ACTIVITY: Extract the whole listing as it stands. Do not include the pictures.

RECORDS PROVIDED:
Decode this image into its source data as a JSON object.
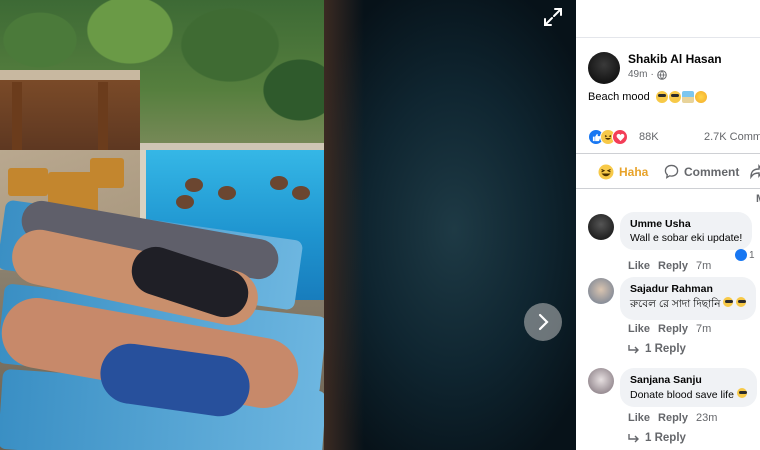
{
  "post": {
    "author": "Shakib Al Hasan",
    "time": "49m",
    "text": "Beach mood",
    "reaction_count": "88K",
    "comment_count": "2.7K Comm",
    "actions": {
      "haha_label": "Haha",
      "comment_label": "Comment"
    },
    "reaction_icons": [
      "like-icon",
      "haha-icon",
      "love-icon"
    ]
  },
  "comments": [
    {
      "name": "Umme Usha",
      "text": "Wall e sobar eki update!",
      "like": "Like",
      "reply": "Reply",
      "time": "7m",
      "reaction_count": "1"
    },
    {
      "name": "Sajadur Rahman",
      "text": "রুবেল রে সাদা দিছানি",
      "like": "Like",
      "reply": "Reply",
      "time": "7m",
      "replies": "1 Reply"
    },
    {
      "name": "Sanjana Sanju",
      "text": "Donate blood save life",
      "like": "Like",
      "reply": "Reply",
      "time": "23m",
      "replies": "1 Reply"
    }
  ],
  "viewer": {
    "expand_icon": "expand-icon",
    "next_icon": "chevron-right-icon"
  },
  "colors": {
    "haha": "#e8a32a",
    "like_blue": "#1877f2",
    "love_red": "#f33e58",
    "muted": "#65676b"
  },
  "sort_fragment": "M"
}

ANSWER BELOW:
Decode this image into its source data as a JSON object.
{
  "post": {
    "author": "Shakib Al Hasan",
    "time": "49m",
    "text": "Beach mood",
    "reaction_count": "88K",
    "comment_count": "2.7K Comm",
    "actions": {
      "haha_label": "Haha",
      "comment_label": "Comment"
    },
    "reaction_icons": [
      "like-icon",
      "haha-icon",
      "love-icon"
    ]
  },
  "comments": [
    {
      "name": "Umme Usha",
      "text": "Wall e sobar eki update!",
      "like": "Like",
      "reply": "Reply",
      "time": "7m",
      "reaction_count": "1"
    },
    {
      "name": "Sajadur Rahman",
      "text": "রুবেল রে সাদা দিছানি",
      "like": "Like",
      "reply": "Reply",
      "time": "7m",
      "replies": "1 Reply"
    },
    {
      "name": "Sanjana Sanju",
      "text": "Donate blood save life",
      "like": "Like",
      "reply": "Reply",
      "time": "23m",
      "replies": "1 Reply"
    }
  ],
  "viewer": {
    "expand_icon": "expand-icon",
    "next_icon": "chevron-right-icon"
  },
  "colors": {
    "haha": "#e8a32a",
    "like_blue": "#1877f2",
    "love_red": "#f33e58",
    "muted": "#65676b"
  },
  "sort_fragment": "M"
}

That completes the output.